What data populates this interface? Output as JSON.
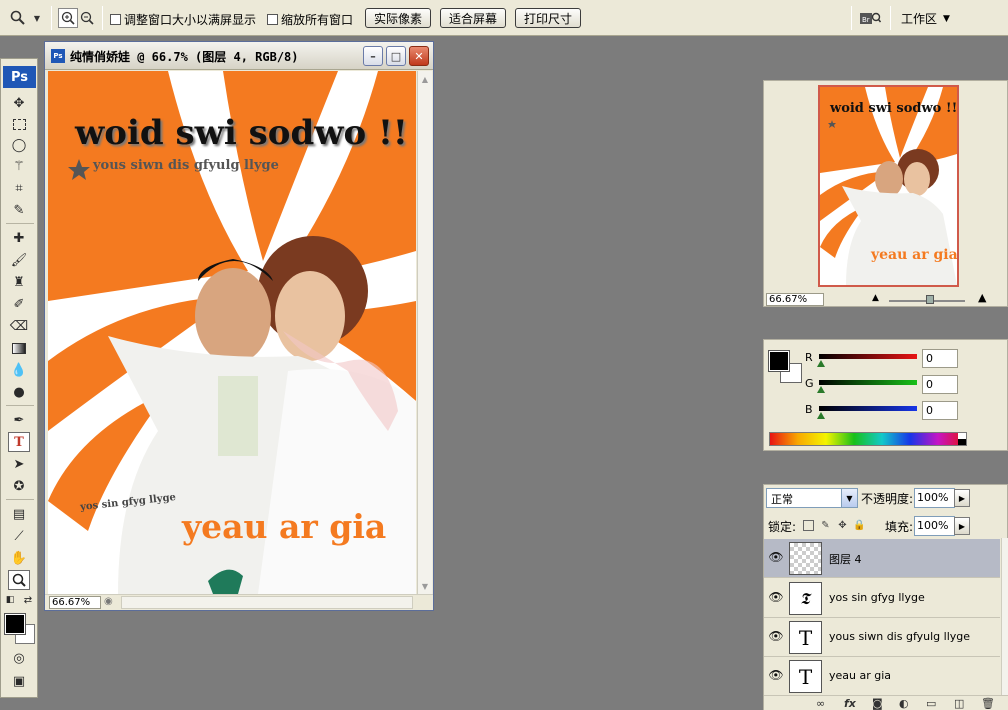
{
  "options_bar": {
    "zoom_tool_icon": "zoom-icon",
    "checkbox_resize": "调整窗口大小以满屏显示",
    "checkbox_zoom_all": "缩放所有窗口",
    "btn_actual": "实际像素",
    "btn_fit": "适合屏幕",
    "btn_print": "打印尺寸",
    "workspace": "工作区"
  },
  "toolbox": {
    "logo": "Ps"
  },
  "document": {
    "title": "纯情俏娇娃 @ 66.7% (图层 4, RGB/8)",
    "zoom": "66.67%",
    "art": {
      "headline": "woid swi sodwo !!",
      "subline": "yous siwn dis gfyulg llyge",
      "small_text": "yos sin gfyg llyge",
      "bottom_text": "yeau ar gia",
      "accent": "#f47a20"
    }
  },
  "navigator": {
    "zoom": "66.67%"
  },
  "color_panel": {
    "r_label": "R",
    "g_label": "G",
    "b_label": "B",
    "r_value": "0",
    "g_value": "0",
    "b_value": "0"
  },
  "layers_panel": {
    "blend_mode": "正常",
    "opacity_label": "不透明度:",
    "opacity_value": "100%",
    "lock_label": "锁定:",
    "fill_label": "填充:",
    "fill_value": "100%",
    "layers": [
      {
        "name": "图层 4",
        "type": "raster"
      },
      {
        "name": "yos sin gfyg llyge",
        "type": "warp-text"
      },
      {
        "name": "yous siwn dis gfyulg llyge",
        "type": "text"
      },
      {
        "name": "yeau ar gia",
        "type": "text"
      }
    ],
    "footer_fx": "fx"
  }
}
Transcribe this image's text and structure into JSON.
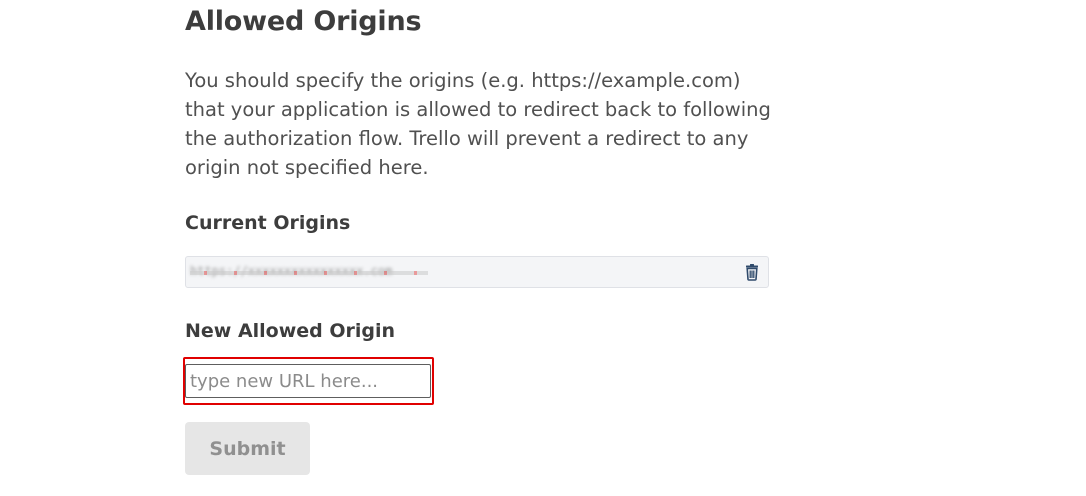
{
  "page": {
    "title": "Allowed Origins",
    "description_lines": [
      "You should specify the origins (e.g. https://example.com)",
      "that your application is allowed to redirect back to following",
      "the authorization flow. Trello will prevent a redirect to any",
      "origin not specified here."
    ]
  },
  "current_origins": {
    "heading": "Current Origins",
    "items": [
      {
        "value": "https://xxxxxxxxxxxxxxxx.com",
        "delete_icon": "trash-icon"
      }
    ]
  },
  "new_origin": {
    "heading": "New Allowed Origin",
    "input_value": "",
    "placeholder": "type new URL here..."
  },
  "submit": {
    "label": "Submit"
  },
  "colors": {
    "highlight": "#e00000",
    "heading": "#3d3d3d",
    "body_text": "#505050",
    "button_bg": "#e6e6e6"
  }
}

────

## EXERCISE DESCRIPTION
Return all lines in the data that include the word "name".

## SOLVED PROBLEM
        "name": "图层 4",
        "name": "yos sin gfyg llyge",
        "name": "yous siwn dis gfyulg llyge",
        "name": "yeau ar gia",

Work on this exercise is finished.